» Assigned task: Which of the lines in the records below hold the string "不透明度"? Copy every one of them.

Data entries:
"""
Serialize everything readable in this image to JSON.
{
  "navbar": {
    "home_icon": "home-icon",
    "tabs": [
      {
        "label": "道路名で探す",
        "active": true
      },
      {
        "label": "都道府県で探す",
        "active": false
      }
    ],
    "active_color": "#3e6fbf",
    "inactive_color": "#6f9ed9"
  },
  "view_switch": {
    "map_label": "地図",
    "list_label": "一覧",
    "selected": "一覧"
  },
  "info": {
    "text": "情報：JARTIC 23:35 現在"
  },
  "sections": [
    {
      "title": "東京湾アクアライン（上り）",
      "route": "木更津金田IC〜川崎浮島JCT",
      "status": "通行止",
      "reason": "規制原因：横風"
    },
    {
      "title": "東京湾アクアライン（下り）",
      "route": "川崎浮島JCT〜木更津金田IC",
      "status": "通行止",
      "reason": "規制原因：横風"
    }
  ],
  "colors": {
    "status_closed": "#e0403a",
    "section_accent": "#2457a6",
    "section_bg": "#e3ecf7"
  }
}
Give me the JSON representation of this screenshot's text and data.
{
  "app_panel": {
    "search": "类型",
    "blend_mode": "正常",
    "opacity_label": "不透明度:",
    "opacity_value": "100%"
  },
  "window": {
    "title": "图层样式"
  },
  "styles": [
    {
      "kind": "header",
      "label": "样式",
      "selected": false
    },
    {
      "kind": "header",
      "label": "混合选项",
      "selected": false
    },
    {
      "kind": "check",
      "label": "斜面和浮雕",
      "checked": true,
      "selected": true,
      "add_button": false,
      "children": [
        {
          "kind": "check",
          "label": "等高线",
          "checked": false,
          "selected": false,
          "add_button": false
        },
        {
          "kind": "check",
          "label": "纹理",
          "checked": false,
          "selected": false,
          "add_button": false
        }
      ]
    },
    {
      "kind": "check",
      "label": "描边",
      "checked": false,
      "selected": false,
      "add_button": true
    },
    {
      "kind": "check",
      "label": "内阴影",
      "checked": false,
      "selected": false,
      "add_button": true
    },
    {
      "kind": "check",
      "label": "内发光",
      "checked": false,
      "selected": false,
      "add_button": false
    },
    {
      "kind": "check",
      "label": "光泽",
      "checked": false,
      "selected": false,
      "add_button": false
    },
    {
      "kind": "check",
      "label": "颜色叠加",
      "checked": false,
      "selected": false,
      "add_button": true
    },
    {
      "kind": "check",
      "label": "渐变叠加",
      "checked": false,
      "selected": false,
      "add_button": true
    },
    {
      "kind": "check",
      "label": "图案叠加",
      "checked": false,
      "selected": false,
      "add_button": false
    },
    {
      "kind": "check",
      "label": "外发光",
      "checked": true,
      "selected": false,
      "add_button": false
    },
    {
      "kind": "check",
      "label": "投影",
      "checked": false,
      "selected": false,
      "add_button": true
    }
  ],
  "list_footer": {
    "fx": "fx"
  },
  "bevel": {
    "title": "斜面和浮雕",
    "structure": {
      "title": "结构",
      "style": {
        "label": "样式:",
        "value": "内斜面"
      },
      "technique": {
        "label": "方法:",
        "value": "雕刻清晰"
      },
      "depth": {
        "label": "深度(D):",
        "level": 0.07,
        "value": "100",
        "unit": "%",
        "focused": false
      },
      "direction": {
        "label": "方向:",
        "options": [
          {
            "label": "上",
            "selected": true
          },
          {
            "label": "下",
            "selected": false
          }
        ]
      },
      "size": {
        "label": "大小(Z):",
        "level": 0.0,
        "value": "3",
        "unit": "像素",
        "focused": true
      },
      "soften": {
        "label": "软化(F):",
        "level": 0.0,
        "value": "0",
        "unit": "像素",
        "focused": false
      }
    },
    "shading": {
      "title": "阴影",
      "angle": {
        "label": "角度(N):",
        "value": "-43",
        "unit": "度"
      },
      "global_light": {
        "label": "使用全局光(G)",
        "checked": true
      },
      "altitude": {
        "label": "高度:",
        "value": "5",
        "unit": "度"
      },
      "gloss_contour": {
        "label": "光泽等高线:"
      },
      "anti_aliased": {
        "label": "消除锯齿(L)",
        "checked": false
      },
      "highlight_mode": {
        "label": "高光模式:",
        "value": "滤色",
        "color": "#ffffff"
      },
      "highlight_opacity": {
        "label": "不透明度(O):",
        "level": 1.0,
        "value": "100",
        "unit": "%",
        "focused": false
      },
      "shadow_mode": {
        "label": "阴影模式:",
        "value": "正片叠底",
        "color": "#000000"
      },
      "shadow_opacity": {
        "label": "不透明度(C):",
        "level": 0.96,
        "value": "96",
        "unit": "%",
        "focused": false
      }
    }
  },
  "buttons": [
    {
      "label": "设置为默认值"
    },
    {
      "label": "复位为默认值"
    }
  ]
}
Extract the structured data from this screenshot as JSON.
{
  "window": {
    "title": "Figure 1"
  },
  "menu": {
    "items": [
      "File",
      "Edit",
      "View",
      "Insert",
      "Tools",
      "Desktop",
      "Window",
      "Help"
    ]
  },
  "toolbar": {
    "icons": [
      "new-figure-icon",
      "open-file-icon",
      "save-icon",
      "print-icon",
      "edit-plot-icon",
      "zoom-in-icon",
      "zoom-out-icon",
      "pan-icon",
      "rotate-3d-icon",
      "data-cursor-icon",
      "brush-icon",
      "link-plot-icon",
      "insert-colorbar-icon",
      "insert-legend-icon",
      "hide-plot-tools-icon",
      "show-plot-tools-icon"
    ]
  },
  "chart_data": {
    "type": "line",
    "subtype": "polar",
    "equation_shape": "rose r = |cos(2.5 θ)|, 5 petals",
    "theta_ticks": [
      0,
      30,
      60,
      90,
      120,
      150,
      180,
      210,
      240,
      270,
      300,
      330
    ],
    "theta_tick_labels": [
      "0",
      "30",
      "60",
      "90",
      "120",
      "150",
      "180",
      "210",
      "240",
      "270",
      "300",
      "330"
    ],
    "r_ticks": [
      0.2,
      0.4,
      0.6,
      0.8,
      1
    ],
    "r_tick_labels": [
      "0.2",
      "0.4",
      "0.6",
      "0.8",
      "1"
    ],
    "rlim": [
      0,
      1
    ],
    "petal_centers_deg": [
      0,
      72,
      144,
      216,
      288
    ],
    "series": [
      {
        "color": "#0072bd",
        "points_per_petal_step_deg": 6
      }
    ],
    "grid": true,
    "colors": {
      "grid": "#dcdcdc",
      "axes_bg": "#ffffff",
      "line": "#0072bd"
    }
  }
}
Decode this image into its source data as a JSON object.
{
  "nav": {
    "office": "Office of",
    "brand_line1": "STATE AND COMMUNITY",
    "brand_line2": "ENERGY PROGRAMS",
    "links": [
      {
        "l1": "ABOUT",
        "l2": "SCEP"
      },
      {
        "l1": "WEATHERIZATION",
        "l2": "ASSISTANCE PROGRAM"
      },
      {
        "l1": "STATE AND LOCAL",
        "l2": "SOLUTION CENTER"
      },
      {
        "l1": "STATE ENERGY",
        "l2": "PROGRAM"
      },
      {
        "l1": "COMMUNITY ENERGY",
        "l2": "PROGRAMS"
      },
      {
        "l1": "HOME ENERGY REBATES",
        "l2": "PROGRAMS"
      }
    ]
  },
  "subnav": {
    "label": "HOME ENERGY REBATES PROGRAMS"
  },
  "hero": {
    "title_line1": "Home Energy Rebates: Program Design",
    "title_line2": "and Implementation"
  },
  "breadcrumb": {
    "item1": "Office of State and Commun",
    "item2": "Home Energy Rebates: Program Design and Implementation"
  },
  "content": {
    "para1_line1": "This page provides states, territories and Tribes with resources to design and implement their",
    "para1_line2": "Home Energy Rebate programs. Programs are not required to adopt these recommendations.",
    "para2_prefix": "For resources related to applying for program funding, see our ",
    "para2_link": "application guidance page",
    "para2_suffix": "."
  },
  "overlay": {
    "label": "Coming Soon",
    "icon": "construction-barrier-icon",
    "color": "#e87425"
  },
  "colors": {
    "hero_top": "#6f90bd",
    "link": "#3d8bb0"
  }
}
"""
» The answer:
    "opacity_label": "不透明度:",
        "label": "不透明度(O):",
        "label": "不透明度(C):",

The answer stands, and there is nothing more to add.